__What this task involves__: Retype each line below precisely and omit all images.

__Available data__:
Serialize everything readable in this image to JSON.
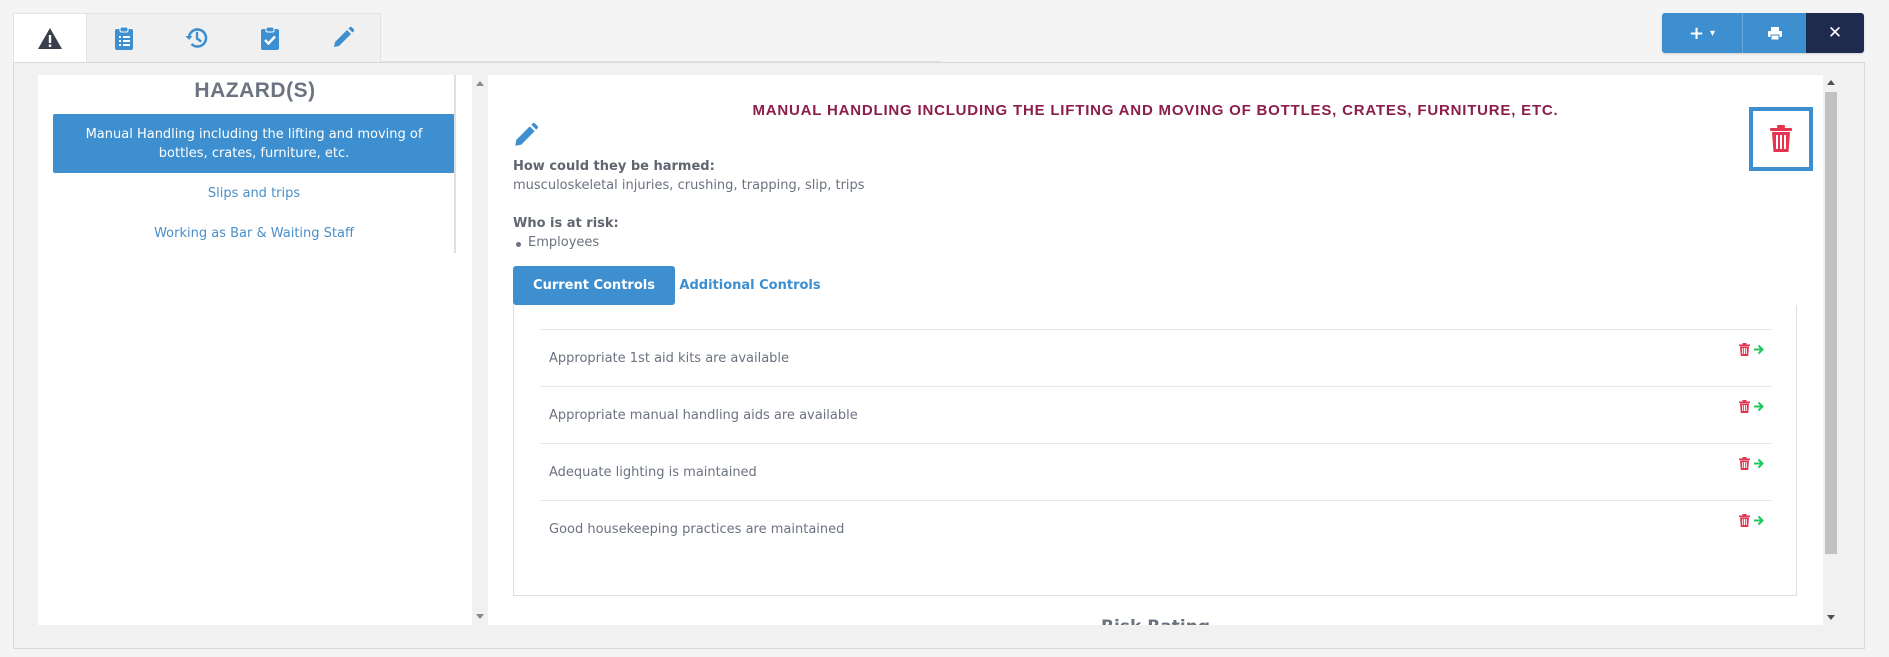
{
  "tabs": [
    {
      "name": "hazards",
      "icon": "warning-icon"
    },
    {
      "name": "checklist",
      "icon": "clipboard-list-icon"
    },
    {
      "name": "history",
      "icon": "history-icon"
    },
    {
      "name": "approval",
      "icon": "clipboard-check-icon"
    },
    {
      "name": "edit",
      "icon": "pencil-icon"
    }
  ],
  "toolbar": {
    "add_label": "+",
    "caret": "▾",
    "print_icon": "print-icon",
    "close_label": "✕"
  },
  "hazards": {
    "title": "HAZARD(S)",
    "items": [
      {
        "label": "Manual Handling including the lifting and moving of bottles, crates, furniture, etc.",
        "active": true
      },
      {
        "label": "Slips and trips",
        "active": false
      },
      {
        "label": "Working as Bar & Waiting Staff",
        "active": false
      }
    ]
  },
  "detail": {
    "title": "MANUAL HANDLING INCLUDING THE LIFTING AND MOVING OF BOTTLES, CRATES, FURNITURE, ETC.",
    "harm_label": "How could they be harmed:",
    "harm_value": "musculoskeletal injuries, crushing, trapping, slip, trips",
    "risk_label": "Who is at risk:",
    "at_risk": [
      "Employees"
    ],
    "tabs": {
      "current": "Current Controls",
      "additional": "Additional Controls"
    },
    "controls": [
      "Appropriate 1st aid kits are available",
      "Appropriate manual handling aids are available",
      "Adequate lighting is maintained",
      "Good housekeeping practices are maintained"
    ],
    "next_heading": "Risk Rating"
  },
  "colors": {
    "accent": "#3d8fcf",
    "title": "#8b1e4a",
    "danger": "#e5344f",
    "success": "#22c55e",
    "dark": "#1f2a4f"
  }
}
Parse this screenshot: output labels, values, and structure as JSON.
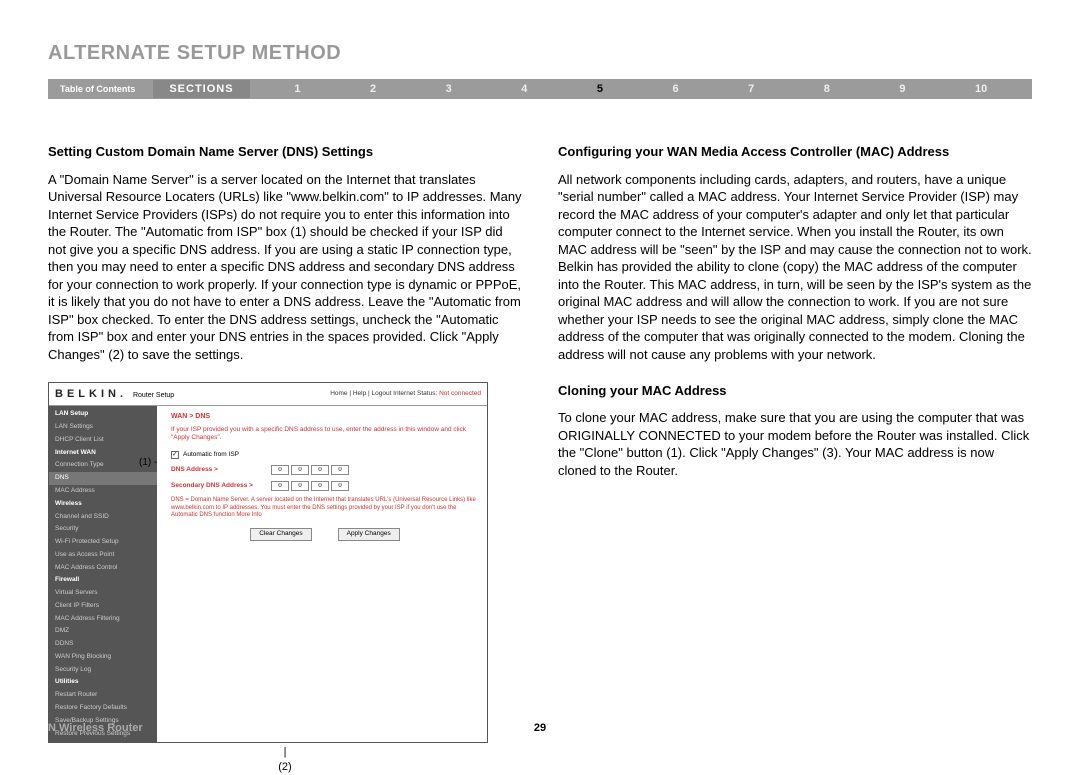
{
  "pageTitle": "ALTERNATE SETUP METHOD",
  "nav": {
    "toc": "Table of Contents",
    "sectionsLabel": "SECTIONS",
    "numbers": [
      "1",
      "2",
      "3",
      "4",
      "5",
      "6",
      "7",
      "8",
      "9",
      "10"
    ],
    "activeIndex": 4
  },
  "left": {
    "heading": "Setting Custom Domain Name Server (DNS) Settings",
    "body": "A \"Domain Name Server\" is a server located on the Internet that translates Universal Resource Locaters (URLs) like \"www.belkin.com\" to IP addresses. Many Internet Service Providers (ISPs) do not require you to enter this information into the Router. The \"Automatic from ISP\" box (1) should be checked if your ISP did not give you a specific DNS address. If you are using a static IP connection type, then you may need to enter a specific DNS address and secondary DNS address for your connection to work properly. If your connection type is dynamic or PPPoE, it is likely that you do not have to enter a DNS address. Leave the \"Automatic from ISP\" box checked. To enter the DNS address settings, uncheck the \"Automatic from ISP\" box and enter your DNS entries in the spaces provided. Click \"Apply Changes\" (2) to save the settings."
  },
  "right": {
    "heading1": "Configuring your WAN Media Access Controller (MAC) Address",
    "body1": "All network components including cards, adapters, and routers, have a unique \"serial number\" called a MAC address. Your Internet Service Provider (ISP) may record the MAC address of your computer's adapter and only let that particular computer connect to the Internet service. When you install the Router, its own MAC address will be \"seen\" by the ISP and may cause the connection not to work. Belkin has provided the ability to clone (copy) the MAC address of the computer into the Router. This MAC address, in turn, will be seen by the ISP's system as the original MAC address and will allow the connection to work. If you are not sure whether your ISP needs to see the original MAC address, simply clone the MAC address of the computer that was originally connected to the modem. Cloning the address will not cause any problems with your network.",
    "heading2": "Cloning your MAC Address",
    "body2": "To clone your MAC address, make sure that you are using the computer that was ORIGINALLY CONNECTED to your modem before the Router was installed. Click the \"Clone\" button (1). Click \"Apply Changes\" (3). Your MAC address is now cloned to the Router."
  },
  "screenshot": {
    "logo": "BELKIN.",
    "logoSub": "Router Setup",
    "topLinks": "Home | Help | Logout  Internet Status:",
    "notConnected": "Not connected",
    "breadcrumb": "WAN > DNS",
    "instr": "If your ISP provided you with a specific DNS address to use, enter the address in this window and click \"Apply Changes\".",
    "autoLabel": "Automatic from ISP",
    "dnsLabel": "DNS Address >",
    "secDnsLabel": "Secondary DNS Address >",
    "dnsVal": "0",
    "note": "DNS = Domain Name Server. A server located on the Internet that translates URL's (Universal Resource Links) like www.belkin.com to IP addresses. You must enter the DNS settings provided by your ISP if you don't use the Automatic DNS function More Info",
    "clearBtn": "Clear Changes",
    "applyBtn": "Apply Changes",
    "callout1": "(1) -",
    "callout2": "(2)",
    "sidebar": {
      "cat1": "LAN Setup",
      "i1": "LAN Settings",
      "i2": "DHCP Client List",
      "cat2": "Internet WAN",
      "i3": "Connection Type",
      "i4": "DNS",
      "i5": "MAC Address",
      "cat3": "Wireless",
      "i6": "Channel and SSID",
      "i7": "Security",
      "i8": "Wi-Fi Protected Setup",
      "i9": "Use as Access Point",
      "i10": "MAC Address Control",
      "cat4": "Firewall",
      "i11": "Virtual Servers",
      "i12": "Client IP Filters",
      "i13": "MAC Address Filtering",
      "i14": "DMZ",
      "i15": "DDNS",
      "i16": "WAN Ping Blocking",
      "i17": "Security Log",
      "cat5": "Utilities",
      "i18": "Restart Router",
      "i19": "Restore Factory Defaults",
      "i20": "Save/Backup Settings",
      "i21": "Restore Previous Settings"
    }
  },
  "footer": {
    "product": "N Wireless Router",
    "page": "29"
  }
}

__Task result__:
Serialize everything readable in this image to JSON.
{
  "tabs": [
    {
      "name": "hazards",
      "icon": "warning-icon"
    },
    {
      "name": "checklist",
      "icon": "clipboard-list-icon"
    },
    {
      "name": "history",
      "icon": "history-icon"
    },
    {
      "name": "approval",
      "icon": "clipboard-check-icon"
    },
    {
      "name": "edit",
      "icon": "pencil-icon"
    }
  ],
  "toolbar": {
    "add_label": "+",
    "caret": "▾",
    "print_icon": "print-icon",
    "close_label": "✕"
  },
  "hazards": {
    "title": "HAZARD(S)",
    "items": [
      {
        "label": "Manual Handling including the lifting and moving of bottles, crates, furniture, etc.",
        "active": true
      },
      {
        "label": "Slips and trips",
        "active": false
      },
      {
        "label": "Working as Bar & Waiting Staff",
        "active": false
      }
    ]
  },
  "detail": {
    "title": "MANUAL HANDLING INCLUDING THE LIFTING AND MOVING OF BOTTLES, CRATES, FURNITURE, ETC.",
    "harm_label": "How could they be harmed:",
    "harm_value": "musculoskeletal injuries, crushing, trapping, slip, trips",
    "risk_label": "Who is at risk:",
    "at_risk": [
      "Employees"
    ],
    "tabs": {
      "current": "Current Controls",
      "additional": "Additional Controls"
    },
    "controls": [
      "Appropriate 1st aid kits are available",
      "Appropriate manual handling aids are available",
      "Adequate lighting is maintained",
      "Good housekeeping practices are maintained"
    ],
    "next_heading": "Risk Rating"
  },
  "colors": {
    "accent": "#3d8fcf",
    "title": "#8b1e4a",
    "danger": "#e5344f",
    "success": "#22c55e",
    "dark": "#1f2a4f"
  }
}
Parse this screenshot: output labels, values, and structure as JSON.
{
  "pageTitle": "ALTERNATE SETUP METHOD",
  "nav": {
    "toc": "Table of Contents",
    "sectionsLabel": "SECTIONS",
    "numbers": [
      "1",
      "2",
      "3",
      "4",
      "5",
      "6",
      "7",
      "8",
      "9",
      "10"
    ],
    "activeIndex": 4
  },
  "left": {
    "heading": "Setting Custom Domain Name Server (DNS) Settings",
    "body": "A \"Domain Name Server\" is a server located on the Internet that translates Universal Resource Locaters (URLs) like \"www.belkin.com\" to IP addresses. Many Internet Service Providers (ISPs) do not require you to enter this information into the Router. The \"Automatic from ISP\" box (1) should be checked if your ISP did not give you a specific DNS address. If you are using a static IP connection type, then you may need to enter a specific DNS address and secondary DNS address for your connection to work properly. If your connection type is dynamic or PPPoE, it is likely that you do not have to enter a DNS address. Leave the \"Automatic from ISP\" box checked. To enter the DNS address settings, uncheck the \"Automatic from ISP\" box and enter your DNS entries in the spaces provided. Click \"Apply Changes\" (2) to save the settings."
  },
  "right": {
    "heading1": "Configuring your WAN Media Access Controller (MAC) Address",
    "body1": "All network components including cards, adapters, and routers, have a unique \"serial number\" called a MAC address. Your Internet Service Provider (ISP) may record the MAC address of your computer's adapter and only let that particular computer connect to the Internet service. When you install the Router, its own MAC address will be \"seen\" by the ISP and may cause the connection not to work. Belkin has provided the ability to clone (copy) the MAC address of the computer into the Router. This MAC address, in turn, will be seen by the ISP's system as the original MAC address and will allow the connection to work. If you are not sure whether your ISP needs to see the original MAC address, simply clone the MAC address of the computer that was originally connected to the modem. Cloning the address will not cause any problems with your network.",
    "heading2": "Cloning your MAC Address",
    "body2": "To clone your MAC address, make sure that you are using the computer that was ORIGINALLY CONNECTED to your modem before the Router was installed. Click the \"Clone\" button (1). Click \"Apply Changes\" (3). Your MAC address is now cloned to the Router."
  },
  "screenshot": {
    "logo": "BELKIN.",
    "logoSub": "Router Setup",
    "topLinks": "Home | Help | Logout  Internet Status:",
    "notConnected": "Not connected",
    "breadcrumb": "WAN > DNS",
    "instr": "If your ISP provided you with a specific DNS address to use, enter the address in this window and click \"Apply Changes\".",
    "autoLabel": "Automatic from ISP",
    "dnsLabel": "DNS Address >",
    "secDnsLabel": "Secondary DNS Address >",
    "dnsVal": "0",
    "note": "DNS = Domain Name Server. A server located on the Internet that translates URL's (Universal Resource Links) like www.belkin.com to IP addresses. You must enter the DNS settings provided by your ISP if you don't use the Automatic DNS function More Info",
    "clearBtn": "Clear Changes",
    "applyBtn": "Apply Changes",
    "callout1": "(1) -",
    "callout2": "(2)",
    "sidebar": {
      "cat1": "LAN Setup",
      "i1": "LAN Settings",
      "i2": "DHCP Client List",
      "cat2": "Internet WAN",
      "i3": "Connection Type",
      "i4": "DNS",
      "i5": "MAC Address",
      "cat3": "Wireless",
      "i6": "Channel and SSID",
      "i7": "Security",
      "i8": "Wi-Fi Protected Setup",
      "i9": "Use as Access Point",
      "i10": "MAC Address Control",
      "cat4": "Firewall",
      "i11": "Virtual Servers",
      "i12": "Client IP Filters",
      "i13": "MAC Address Filtering",
      "i14": "DMZ",
      "i15": "DDNS",
      "i16": "WAN Ping Blocking",
      "i17": "Security Log",
      "cat5": "Utilities",
      "i18": "Restart Router",
      "i19": "Restore Factory Defaults",
      "i20": "Save/Backup Settings",
      "i21": "Restore Previous Settings"
    }
  },
  "footer": {
    "product": "N Wireless Router",
    "page": "29"
  }
}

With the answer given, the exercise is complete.